In our wilderness in South Africa, we are coming out of a long dry winter that kept us all covered, including little Khanyisa in her woolly and fleece blankets, in the chilly mornings and evenings. The sun is now rising much earlier and setting later, giving us more time in the day for garden grazing and sheep companion bonding. It is also heating up the reserve and treating us to the odd drizzle of rain, helping the earth to send us new green grass shoots. Throughout the seasonal changes that affect us so greatly out here, the rescued elephants in the herd have remained constantly interested in one of their favourite past times… swimming.
These swimming trunks have taken to the waterhole for shallow and deep dips, or mud wallows and sand showers on the edges of the dam, and little albino calf Khanyisa has stayed close to adoptive mother Lundi’s legs throughout. Wherever Lundi goes, Khanyisa goes. Although the calf is developing a firm independent mind of her own and does sometimes wander off from the dam into the bushes. Allomother Kumbura is always close by and following after the youngest member in the herd. It’s remarkable to watch and incredibly heartwarming. The herd’s social dynamics certainly make a grand appearance when the herd are together at the dam, and each elephant has their own approach to the water.
Fishan, Bubi, Timisa, Limpopo, Zindoga, Mambo and Jabulani are the big swimmers in the Jabulani herd, along with Sebakwe, but all African elephants enjoy frequent swims, splashes or drinks when water is available. They are the only mammals that can remain submerged deep below the water’s surface while snorkelling.
Elephants don’t just drink water, they use it for evaporative cooling, they play in it, wallow in it, bond in it, and swim across it in cases of rivers to get to greener pastures. They are strong and natural swimmers (unlike humans, who need to learn to swim) and recent studies have even suggested that elephants may have an aquatic ancestry and that the trunk may have developed for snorkelling. Science has revealed that they used to live partially in water – back in the age of an ancient elephant ancestor called Moeritherium, which spent most of its time in rivers and swamps.
Because of their natural ability to float and a trunk which acts as a snorkel, they can swim for hours without stopping. Their massive bodies help them to float with ease and rest when they wish, but elephants can also walk along the bottom of the dam or river when it’s shallow enough, with their trunks out for breathing.
In addition to the help from their long proboscis, their lungs are uniquely adapted to deal with the pressure changes caused by snorkelling – or when inhaling large volumes of water into the trunk before drinking or spraying it onto the skin.
Their trunks are phenomenal for many reasons but while watching them beside the coolness of a dam, drinking from the banks, you can see how they use these strong organs to suck up and hold water (up to around 12 litres), which they pour into their mouths to swallow. With their incredible olfactory skills, the trunks can also identify water sources from a great distance away, scents they can commit to their long-term memory.

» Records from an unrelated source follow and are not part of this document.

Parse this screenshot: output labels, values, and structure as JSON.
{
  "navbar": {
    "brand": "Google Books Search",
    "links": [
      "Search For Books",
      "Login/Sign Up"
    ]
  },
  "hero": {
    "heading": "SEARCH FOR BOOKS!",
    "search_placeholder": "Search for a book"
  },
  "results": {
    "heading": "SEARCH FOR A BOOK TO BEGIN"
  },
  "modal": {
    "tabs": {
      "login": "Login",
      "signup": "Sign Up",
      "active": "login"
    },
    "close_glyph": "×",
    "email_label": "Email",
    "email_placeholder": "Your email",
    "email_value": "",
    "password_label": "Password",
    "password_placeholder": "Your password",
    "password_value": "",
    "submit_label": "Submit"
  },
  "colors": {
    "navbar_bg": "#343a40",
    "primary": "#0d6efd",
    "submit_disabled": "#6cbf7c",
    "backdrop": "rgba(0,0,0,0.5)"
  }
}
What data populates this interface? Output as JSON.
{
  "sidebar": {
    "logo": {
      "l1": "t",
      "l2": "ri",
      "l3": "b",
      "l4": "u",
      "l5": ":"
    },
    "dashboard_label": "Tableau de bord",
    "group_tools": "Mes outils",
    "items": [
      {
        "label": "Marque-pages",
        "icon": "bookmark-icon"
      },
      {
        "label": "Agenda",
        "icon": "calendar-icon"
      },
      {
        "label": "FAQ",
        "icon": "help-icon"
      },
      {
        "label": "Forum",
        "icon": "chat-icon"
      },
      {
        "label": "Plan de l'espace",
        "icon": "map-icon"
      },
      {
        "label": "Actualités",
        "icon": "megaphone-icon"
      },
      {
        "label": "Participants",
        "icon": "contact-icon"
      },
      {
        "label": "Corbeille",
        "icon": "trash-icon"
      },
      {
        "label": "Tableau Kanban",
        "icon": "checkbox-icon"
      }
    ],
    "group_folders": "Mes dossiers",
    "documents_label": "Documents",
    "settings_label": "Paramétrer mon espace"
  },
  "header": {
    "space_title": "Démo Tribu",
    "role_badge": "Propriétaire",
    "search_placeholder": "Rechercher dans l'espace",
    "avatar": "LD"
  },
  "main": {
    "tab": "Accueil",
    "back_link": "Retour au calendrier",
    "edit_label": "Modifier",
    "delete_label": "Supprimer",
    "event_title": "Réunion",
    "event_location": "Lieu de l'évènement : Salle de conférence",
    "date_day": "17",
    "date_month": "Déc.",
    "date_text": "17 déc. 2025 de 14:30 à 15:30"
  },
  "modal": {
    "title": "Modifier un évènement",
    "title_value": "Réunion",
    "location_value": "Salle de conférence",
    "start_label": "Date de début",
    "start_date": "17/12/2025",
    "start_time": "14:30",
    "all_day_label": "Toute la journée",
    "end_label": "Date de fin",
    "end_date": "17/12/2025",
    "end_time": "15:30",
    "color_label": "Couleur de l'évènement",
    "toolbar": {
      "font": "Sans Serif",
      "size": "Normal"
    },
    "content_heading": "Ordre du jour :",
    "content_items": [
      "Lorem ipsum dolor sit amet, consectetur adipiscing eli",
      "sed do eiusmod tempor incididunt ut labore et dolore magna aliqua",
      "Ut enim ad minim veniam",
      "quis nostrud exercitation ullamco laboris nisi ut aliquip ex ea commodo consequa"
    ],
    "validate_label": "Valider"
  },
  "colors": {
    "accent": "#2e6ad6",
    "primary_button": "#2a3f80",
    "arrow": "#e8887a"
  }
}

In the water, the bulls get a little extra energised from time to time and take to playful sparring in or beside the water, whether it’s the young bulls, Mambo and Zindoga, or Mambo taking on Sebakwe. This tussling is a show and sussing out of one another’s strength, often with water splashing this way and that between the gently boisterous shoves and pushes.
Elephants’ caring and fiercely protective nature as a herd can also be seen at the waterhole. With little albino calf, Khanyisa joining the Jabulani herd now for swims during their days out in the reserve, some of the elephants will always rally around her, keeping her close and well-monitored to ensure that she doesn’t drown or get into trouble. Whether around the muddy edges or in the deep (which is obviously much deeper for her little legs than those tree trunk legs of the great Sebakwe), they are always only a foot or trunk away from nudging her to safety.
Observing the herd in the waterhole is a great teacher of elephant behaviour, from the elephants’ first dash to the dam to the last muddy rub up and down against a tree on the way out. Witnessing the playing, bonding, bathing, learning, sparring, breathing, spraying, splashing, submerging and drinking, you also realise how important water is in the lives of elephants, in the lives of us all.